A year from now the Mustangs will join the Big East Conference, finally signaling a symbolic end to the death penalty the NCAA dealt their football program nearly 25 years ago.
He'll also be the boss of new SMU basketball boss Larry Brown, the gypsy genius who remains the only man ever to win both an NCAA and an NBA title. Both men being North Carolina grads, they should get along better than Brown often has with the brief bosses of his past.
For those tasks and more, Hart could make at least three times the $160,000 or so a year he earned at UTC. We should all be perceived to be so good at what we do.
The problem for retiring UTC chancellor Dr. Roger Brown is how to replace Hart, who artfully guided the athletic department through some of the most trying times in school history, masterfully handling everything from an NCAA tempest in a teapot regarding recruiting violations to paralyzing Academic Progress Rate penalties to budget cuts that would make Scrooge look like Santa Claus.
No wonder UTC super booster John Murphy told this newspaper Friday: "These guys aren't a dime a dozen. He's going to be a tough one to replace."
But replace Hart the school must. And with football upon us and a make-or-break hoops season on the horizon for coach John Shulman, the sooner someone can be hired the better.
Not that following Hart will be easy. Hiring Russ Huesman as football coach in December 2008 arguably saved that program from extinction. Hart's diligence and attention to detail undoubtedly softened the NCAA's hammer regarding impermissible phone calls to recruits. His patience and understanding regarding women's basketball coach Wes Moore's three-day stint as East Carolina's coach was employee management at its best.
As for Hart's divisive decision to keep Shulman in March after an 11-21 season, firing any coach who's guided a true mid-major to two NCAA berths in eight years is difficult. Especially when it could run the school more than $450,000 over budget to fire the current coach and hire a new staff.
To borrow a line a dear friend wrote on a local website when discussing the constant money woes of UTC, "Those that matter [financially] don't care and those who care don't matter."
And until or unless that changes, money will continue to primarily guide UTC's coaching hires and fires, regardless of who ultimately replaces Hart.
So who should follow him? Assuming the new AD's salary is $175,000, for that money there are literally hundreds of assistant ADs at major schools itching to follow Hart, who left that exact post at Oklahoma to take over at UTC.
But there are at least five folks with past UTC ties or Southeastern Conference connections who deserve to be considered with the Stepford-esque candidates of Hart's lineage:
1) Charles Bloom: An SEC associate commissioner who was former commish Roy Kramer's right-hand man on the berth of the BCS, Bloom has the smarts, experience and connections to improve upon Hart's great beginnings.

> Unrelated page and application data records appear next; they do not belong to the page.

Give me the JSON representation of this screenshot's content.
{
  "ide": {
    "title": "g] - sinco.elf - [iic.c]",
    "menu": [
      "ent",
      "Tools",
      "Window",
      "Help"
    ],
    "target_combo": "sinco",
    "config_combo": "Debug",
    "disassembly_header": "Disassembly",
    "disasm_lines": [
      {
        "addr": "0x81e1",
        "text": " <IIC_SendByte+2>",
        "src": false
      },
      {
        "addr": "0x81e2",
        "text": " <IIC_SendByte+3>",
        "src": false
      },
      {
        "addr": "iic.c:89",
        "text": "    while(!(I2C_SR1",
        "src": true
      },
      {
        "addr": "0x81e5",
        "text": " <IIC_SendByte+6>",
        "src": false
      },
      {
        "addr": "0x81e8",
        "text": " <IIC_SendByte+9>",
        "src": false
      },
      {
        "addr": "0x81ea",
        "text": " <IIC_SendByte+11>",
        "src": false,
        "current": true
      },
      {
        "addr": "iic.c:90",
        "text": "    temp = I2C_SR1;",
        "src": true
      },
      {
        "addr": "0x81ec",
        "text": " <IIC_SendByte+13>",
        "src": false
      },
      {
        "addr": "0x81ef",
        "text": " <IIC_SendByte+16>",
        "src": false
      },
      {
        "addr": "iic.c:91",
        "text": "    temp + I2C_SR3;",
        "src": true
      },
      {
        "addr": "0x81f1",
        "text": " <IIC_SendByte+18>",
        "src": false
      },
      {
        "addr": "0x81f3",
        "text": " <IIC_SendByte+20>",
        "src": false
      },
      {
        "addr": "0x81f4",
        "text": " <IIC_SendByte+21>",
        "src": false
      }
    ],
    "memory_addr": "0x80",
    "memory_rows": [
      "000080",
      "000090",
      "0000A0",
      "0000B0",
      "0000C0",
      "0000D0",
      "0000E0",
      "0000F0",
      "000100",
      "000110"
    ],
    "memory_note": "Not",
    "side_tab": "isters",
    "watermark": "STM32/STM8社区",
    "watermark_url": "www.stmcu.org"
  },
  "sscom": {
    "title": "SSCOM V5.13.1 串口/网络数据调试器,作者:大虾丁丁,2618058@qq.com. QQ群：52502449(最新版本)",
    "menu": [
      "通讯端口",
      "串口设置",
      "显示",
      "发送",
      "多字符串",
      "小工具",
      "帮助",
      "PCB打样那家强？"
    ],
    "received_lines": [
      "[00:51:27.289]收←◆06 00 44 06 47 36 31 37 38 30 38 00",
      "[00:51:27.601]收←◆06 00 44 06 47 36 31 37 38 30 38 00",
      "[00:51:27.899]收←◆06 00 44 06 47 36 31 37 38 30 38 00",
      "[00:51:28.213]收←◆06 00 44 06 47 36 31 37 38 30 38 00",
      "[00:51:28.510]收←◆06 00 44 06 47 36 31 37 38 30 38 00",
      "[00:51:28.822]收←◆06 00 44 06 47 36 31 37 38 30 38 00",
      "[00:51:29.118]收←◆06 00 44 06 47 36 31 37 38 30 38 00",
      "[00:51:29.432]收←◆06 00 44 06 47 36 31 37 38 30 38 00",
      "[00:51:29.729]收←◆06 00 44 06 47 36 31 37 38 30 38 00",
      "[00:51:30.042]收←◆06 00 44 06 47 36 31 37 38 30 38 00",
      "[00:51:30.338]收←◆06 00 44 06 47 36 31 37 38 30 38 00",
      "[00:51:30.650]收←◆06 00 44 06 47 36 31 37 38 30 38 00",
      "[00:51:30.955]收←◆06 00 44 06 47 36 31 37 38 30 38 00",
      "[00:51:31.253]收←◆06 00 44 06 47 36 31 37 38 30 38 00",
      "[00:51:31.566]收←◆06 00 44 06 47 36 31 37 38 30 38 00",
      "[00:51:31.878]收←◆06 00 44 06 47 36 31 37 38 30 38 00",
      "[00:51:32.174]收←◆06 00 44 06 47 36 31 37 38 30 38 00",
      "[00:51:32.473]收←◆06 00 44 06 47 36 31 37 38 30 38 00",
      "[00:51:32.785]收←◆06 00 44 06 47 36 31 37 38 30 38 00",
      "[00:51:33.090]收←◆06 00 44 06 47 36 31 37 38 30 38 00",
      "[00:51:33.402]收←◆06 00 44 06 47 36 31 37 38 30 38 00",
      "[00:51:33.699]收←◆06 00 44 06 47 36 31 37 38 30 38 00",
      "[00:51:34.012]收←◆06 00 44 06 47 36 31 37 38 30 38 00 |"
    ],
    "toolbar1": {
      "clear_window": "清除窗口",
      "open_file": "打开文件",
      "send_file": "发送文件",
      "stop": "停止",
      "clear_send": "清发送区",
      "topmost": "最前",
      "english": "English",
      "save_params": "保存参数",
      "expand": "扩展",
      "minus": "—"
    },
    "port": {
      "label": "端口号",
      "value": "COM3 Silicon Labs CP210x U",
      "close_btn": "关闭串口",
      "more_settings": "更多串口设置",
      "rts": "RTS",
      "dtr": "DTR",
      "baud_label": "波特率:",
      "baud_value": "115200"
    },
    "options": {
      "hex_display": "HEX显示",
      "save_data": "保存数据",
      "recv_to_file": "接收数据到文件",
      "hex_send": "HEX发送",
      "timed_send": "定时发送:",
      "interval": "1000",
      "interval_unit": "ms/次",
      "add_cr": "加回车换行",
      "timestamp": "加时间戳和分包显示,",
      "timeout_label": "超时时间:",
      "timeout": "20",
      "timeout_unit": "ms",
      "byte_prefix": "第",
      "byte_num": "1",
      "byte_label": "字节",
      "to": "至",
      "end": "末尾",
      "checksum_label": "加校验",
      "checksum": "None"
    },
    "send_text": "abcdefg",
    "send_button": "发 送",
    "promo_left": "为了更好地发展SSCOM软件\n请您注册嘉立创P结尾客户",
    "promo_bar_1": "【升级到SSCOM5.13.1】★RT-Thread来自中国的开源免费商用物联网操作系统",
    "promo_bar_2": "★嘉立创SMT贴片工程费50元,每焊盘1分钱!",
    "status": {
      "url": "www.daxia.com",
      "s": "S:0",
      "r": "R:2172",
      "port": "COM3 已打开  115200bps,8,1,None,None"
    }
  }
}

2) Sharon Fanning-Otis: Arguably the best female athlete in Scenic City history as well as a former Lady Mocs basketball player and head coach, Fanning-Otis just retired as coach at Mississippi State to enter fundraising at MSU. Though her husband's family all lives in the Magnolia State, this was once her dream job and she should be strongly considered.
3) Mike Hamilton: The former Tennessee AD has impeccable personal integrity and unmatched money skills. The biggest question would be whether he wants to return to a business where he would no longer have bottomless pockets.
4) Gerald Harrison: Once a personal assistant to Phillip Fulmer, he now is Duke's associate AD for human resources. Personable, hard-working and familiar with the area, he should one day become a star in this business. Why not start here?
5) Mack McCarthy: The former UTC basketball coach always has been as talented a promoter as he was a coach. He's never lost his love for the Mocs, and having spent the past couple of years in fundraising at East Carolina gives him needed experience in that area.
Yet whomever Dr. Brown eventually hires, Hart's good work can't be sustained unless those who matter financially in the Scenic City begin to care as much about the Mocs as those who don't. In that specific area, the time to act long ago surpassed the time to think.